Like carrots, parsley comes in a crop that lasts 4 years. Good precursors for parsley are legumes, tomatoes, cabbage, potatoes, peppers, and cereals. It is best to sow parsley as early as possible, in the continental regions, usually in late March or early April, and in the Mediterranean in October or November.
For growing parsley, it is ideal rich, fertile and slightly acidic soil with a pH of 5.5 to 6.5. With proper watering, parsley will grow best on alluvial and sandy soils. The soil must be patchy, and since parsley does not tolerate weeds, it is recommended to apply herbicides to the soil before sowing. Growing on heavy, clay and unstructured soils should be avoided as root deformation can occur.
Recently, parsley has been grown from seedlings sold in growing pots that contain several plants, and this method greatly shortens the growing time.
Except in the garden, it can also be grown in pots on the balcony or on windows. If you plan to grow it this way and use it all year long, keep it moist and protected from the sun during the summer, and keep it in a protected and sunny place in the winter months.

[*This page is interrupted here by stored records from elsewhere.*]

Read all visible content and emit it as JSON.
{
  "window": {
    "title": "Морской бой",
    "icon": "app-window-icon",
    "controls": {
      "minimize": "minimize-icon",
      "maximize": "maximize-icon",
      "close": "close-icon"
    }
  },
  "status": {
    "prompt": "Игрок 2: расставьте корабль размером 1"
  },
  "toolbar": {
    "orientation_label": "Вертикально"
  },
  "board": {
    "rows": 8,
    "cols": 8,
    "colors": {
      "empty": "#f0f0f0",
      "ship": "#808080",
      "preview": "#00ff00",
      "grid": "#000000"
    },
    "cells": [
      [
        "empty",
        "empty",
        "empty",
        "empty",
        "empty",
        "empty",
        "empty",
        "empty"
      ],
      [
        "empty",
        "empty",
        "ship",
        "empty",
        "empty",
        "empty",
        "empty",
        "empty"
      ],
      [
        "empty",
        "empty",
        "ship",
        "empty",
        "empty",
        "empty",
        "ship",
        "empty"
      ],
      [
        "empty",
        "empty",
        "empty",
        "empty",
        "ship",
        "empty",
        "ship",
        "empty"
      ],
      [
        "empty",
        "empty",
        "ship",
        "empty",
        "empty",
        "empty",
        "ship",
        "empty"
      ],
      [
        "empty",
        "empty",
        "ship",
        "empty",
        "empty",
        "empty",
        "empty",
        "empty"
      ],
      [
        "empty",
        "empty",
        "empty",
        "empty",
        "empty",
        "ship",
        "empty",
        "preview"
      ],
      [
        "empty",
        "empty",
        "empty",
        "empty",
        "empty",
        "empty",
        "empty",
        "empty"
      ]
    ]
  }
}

Regularly remove the yellow and wilted leaves and flowers, if they appear.
After the second cultivation year, the parsley goes to seed and needs to be plucked and replaced with a new one. If you want to grow parsley because of the roots, not the leaves, then choose a variety called Hamburger parsley.
10. St John’s wort
St John’s wort is a perennial herb. The Latin name of the plant – Hypericum perforatum – is derived from the Greek words hyper = above and exion = thought, which signifies its particular healing ability. The St John’s wort is found in oak and pine forests, in clearings, meadows and pastures, neglected terrain. It is currently one of the most sought after and most researched medicinal plants in Europe.
St. John’s wort has no great demands on environmental conditions. It enjoys sunny positions, and it needs most of the sun’s heat and light during the growing season and flowering. It withstands low winter temperatures.
Take care of the amount of soil moisture as it is a crop that is not favored by too moist soil. Irrigation is important when performing the first harvest, as this ensures good results for the second harvest.
Cultivation is possible on most soil types and even on poor mountainous terrain. However, the best results are achieved by growing on deeper and looser soil types, as this allows more correct root development.
St. John’s wort is a perennial plant for which the best precursor are those crops that have herbicidal activity (leave the soil without weeds). St. John’s wort is particularly sensitive to weeds and special care should be taken when controlling them.